A lot of games coming out these days are mostly copies of other games, with everything masked so that it appears to be another experience. From mechanics to environments, the similarities almost never end. Thankfully, sometimes a game pops up and brings something new to the table and steals the hearts of those who play it.
MagNets, brought to you by Total Monkery studio, falls in the latter category. This is because it brings a core mechanic to the game, the zapping magnet, which is central to the game. First things first, the game stars a park Ranger who is asked to help clean up the mess which is being caused by the bloxbots, who have lost control and are wreaking havoc in Polarity City. The Ranger must thus get rid of these pesky bots by using the electromagnetic net – hence the name MagNets- which is a special weapon which summons an electromagnetic field around a small area, zapping any enemy caught in the field. Boys will be stunned when caught in the field the first time, to then be finished off once a second field is laid upon them.
The game starts off with a short tutorial explaining the basics of the game, and subsequent levels add little gameplay mechanics bit by bit until the whole arsenal of abilities is finally unlocked, for the Ranger to enjoy and unleash upon the bots. While initial levels are only concerned with getting rid of the enemy bots, the game ramps up in difficulty considerably when it brings the element of defending objects attacked from these bloxbots, since if they manage to destroy one it is game over. The game also ends if Ranger is killed, and although this takes quite a while since Ranger has quite a big health bar, being swarmed by the robots will deplete it in a matter of seconds. What is even worse for the player is that the tools drop if you are hit, and thus having to collect the dropped tools could potentially deadlock the player when trying to reclaim them. The game also promotes recycling in the form of collecting tools from destroyed robots. These tools are then exchanged through a dispenser which provides items, generally a missing component, which needs to be placed in the sockets to repair them, and once a full link is completed the area is cleared and Ranger can proceed to the next level. The game features four areas and twenty levels, with these levels offering quite a wide variety of gameplay even though the main mechanics are always the same, which further emphasises how much work has been done on the game. Even though some levels may take just a couple of minutes, they still feel well planned, mostly because beating a level may take more than a few tries, and by the time one is able to beat it, he will know almost all the level by heart which will reduce dramatically the time taken.
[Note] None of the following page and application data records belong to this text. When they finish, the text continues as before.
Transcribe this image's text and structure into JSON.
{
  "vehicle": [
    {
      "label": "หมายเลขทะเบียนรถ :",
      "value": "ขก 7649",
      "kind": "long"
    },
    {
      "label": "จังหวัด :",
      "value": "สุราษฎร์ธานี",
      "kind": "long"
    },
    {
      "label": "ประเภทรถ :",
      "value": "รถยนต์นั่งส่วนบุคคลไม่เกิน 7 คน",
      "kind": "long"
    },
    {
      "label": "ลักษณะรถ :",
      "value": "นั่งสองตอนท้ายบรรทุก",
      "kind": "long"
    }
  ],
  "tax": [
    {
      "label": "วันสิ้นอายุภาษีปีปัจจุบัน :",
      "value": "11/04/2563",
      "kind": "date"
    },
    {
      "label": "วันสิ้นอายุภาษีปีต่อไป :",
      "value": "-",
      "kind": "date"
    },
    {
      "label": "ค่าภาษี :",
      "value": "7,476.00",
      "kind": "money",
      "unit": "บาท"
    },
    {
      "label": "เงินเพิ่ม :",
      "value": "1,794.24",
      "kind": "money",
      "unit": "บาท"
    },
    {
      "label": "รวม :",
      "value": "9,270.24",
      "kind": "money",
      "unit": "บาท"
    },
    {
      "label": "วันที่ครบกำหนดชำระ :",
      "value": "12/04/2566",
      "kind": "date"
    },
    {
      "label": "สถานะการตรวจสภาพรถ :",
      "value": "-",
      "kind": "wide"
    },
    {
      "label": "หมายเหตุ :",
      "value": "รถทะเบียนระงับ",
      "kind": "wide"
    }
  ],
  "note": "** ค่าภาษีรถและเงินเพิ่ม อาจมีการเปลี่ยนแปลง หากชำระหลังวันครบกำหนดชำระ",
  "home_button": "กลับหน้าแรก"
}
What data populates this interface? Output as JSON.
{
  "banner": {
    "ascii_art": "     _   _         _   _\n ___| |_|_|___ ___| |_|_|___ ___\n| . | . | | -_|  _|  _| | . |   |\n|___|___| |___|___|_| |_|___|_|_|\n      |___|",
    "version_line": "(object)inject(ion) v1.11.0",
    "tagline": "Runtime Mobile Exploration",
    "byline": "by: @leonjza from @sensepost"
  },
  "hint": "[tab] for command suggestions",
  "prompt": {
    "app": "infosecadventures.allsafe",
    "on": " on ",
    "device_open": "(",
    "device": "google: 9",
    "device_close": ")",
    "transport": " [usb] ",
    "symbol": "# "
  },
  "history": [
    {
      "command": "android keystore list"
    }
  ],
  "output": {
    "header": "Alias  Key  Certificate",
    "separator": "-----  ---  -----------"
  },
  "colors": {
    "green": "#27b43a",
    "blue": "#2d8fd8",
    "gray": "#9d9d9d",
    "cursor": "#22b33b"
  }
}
This element of short levels is probably one of the most appealing features of the game, since a session of “just one level” can turn easily into an hour if not more of robotic carnage, due to how addicting the game can become once you get really into it.
Apart from the normal levels which feature unlocking a gate, there are also boss fights which occur at the end of each area. These change the gameplay mechanics, with the dispenser now providing items essential in beating the boss. Creative ways of defeating these bosses, such as planting carrots to lure the enemy and then zap the hell out of him, give a character to the game which is present quite a lot during gameplay. The game also features local multiplayer in the form of PvP, where players must destroy bots as well as each other to earn victory. A controller can be connected to the PC to enable local multiplayer and unleash your fury against a friend, and at the same time teach him a thing or two about magnets.
MagNets also features very fitting music, which helps getting into the experience while at the same time being quite enjoyable on its own. The sound effects of the game are also spot on, be it zapping enemy bloxbots or collecting dropped tools from them. Aesthetically the game also ticks the right boxes, going with a visual style which suits the game very well indeed. Colours are aplenty in the game, and the use of vivid, bright colours brings out the main elements of the game.
Total Monkery have developed a very good game, suitable for a variety of age groups and appealing to all. Its mixture of fast paced gameplay and frenetic enemies make it easily a game to spend hours at a time playing, and with local multiplayer and leaderboards, replayability is also another factor gluing players to the screen.
Disclaimer:All scores given within our reviews are based on the artist’s personal opinion; this should in no way impede your decision to purchase the game.